4) Follow up – It’s okay to follow up – within reason. Some people do it a bit too much, some people don’t at all. We’re all busy people. Sometimes my emails fall on the wayside and I don’t get around to them until the end of the week. I appreciate the email followup if I haven’t replied in 2-3 days. It is not okay to continue to email me several times if you haven’t heard back from me the first followup email.
5) CC’ing All Media – I’ve always thought this common knowledge, but given the fact that this happens almost every day, it needs to be addressed. Please do not CC everyone in an email. You are divulging your entire media list to me and the worst – when other people reply, they might accidentally hit “reply all” and we are all stuck reading your emails.

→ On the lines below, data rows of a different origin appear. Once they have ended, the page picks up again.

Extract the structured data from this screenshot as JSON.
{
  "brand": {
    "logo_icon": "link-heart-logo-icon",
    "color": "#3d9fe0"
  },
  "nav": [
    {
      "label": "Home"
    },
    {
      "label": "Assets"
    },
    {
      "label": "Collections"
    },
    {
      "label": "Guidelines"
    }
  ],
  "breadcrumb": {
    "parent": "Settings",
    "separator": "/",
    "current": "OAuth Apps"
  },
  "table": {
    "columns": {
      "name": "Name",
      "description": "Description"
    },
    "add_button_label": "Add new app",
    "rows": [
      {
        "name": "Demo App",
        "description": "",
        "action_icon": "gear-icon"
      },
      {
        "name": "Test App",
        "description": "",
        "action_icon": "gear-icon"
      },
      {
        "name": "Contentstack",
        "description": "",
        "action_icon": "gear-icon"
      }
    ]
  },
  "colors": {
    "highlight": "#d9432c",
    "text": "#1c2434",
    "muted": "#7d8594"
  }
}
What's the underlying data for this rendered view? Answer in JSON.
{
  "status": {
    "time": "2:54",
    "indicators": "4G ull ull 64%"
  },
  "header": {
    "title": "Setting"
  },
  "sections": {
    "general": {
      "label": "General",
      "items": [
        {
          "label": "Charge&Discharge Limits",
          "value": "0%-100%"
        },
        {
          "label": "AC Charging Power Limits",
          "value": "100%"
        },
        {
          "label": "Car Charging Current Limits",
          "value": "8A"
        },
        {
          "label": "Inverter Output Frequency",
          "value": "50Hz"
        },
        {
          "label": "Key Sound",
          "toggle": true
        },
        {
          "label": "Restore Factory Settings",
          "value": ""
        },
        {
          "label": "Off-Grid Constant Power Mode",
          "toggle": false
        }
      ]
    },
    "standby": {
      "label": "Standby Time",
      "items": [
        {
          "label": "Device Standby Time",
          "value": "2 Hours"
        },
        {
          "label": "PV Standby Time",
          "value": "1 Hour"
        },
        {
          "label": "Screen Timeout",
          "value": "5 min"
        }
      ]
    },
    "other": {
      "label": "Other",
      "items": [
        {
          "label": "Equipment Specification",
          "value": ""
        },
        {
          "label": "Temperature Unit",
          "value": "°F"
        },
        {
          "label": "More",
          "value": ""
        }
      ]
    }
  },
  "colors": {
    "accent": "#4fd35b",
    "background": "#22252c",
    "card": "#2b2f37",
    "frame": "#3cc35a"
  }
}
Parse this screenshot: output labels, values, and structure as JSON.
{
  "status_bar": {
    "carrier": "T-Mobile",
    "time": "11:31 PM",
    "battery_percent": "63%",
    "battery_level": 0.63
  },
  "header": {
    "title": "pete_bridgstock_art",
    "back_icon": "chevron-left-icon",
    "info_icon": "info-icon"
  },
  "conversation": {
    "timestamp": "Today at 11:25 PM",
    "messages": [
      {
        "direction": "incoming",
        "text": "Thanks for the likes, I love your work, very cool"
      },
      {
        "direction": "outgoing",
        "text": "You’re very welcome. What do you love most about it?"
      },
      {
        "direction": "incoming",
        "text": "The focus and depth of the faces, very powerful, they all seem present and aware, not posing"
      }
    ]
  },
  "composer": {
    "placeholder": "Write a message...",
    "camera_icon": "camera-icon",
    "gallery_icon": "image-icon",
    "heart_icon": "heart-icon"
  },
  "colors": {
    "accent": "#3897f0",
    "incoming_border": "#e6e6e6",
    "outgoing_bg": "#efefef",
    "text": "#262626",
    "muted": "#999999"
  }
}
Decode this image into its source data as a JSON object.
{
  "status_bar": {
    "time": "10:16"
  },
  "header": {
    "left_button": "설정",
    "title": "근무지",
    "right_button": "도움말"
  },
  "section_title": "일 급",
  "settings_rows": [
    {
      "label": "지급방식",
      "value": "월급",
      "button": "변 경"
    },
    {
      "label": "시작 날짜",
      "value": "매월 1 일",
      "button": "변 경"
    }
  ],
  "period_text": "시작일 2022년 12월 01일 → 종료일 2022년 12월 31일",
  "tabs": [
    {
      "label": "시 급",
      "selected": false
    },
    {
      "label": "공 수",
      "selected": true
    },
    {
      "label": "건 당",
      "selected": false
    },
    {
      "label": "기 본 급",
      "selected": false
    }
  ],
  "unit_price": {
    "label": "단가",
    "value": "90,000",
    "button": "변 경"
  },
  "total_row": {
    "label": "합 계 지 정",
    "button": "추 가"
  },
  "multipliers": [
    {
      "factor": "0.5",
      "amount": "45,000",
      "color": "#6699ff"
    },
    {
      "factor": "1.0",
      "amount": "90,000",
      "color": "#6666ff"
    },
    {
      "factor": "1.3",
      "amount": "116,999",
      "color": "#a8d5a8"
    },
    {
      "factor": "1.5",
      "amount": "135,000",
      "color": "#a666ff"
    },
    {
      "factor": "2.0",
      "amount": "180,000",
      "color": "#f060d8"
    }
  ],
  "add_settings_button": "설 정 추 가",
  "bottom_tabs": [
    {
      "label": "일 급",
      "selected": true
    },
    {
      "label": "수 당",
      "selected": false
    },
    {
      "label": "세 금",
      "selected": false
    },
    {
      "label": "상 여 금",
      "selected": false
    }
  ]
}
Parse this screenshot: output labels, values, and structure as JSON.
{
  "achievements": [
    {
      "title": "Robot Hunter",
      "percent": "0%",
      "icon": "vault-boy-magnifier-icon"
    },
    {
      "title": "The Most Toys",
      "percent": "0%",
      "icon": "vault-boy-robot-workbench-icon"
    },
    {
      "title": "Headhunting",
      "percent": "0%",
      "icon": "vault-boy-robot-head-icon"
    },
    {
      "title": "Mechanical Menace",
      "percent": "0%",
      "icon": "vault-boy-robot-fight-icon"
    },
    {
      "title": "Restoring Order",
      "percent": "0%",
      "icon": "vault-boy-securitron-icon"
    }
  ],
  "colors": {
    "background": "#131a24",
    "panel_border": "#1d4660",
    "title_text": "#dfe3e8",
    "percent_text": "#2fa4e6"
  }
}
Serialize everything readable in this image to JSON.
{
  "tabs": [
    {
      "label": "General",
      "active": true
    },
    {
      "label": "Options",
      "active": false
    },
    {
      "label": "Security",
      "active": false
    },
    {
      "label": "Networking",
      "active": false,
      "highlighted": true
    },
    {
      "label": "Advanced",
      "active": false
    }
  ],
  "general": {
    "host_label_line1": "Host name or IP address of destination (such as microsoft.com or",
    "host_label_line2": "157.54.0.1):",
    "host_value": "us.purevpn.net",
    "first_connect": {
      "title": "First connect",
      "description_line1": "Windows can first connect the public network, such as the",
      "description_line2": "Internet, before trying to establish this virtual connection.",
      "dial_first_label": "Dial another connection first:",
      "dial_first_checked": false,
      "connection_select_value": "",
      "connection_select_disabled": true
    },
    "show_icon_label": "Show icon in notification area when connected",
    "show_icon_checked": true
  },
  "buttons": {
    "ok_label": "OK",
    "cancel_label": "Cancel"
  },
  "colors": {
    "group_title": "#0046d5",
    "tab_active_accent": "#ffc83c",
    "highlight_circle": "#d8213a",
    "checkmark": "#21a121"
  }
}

6) Do NOT Invite Media if you do not have the capacity – I’ve seen this happen too often as well – inviting 20 bloggers to a 10 blogger meal. Separate your lists into Plan A and then B. Invite 10 from your top choices (Plan A), if there are some that cannot attend, continue onto your Plan B list. I’ve seen companies email bloggers back and uninvite them to media events. This is highly unprofessional and you will definitely lose that contact.
7) The blogging community is well connected – I’m not entirely sure if it rings true for other cities, but in Vancouver, the blogging community – especially food blogging – is tight knit. We discuss upcoming events and opportunities with one another. Some are more close than others, but we keep up and support one another. Be mindful when inviting others – if you are unsure of who else to invite, feel free to ask a blogger, they’d be happy to recommend a couple of blogs/sites.
What is the biggest challenge you are currently facing in your PR role?
I think the biggest challenge I’m experiencing right now is working in a new industry. I’m so thankful to have a career where I can hop from entertainment to food and beverage to real estate. Different industries have their own terminology and framework, and I would say jumping into real estate which I’m entirely new to is exciting but terrifying. The best anyone can do is be receptive, ask lots of questions, be proactive and learn as much as you can on your own about the industry. Pick up a newspaper or go through some popular news websites.
What is one prediction for the PR industry in 2016?
We’ve already seen the rise of the digital influencer in the past year or so – this will become more widely accepted through business. Youtube stars that have millions of followers, blogs and instabloggers will be part of more communications plans as a way to reach younger demographics that use social media platforms to consume media. These digital influencers have loyal followings and are trusted by their fans to give them honest recommendations.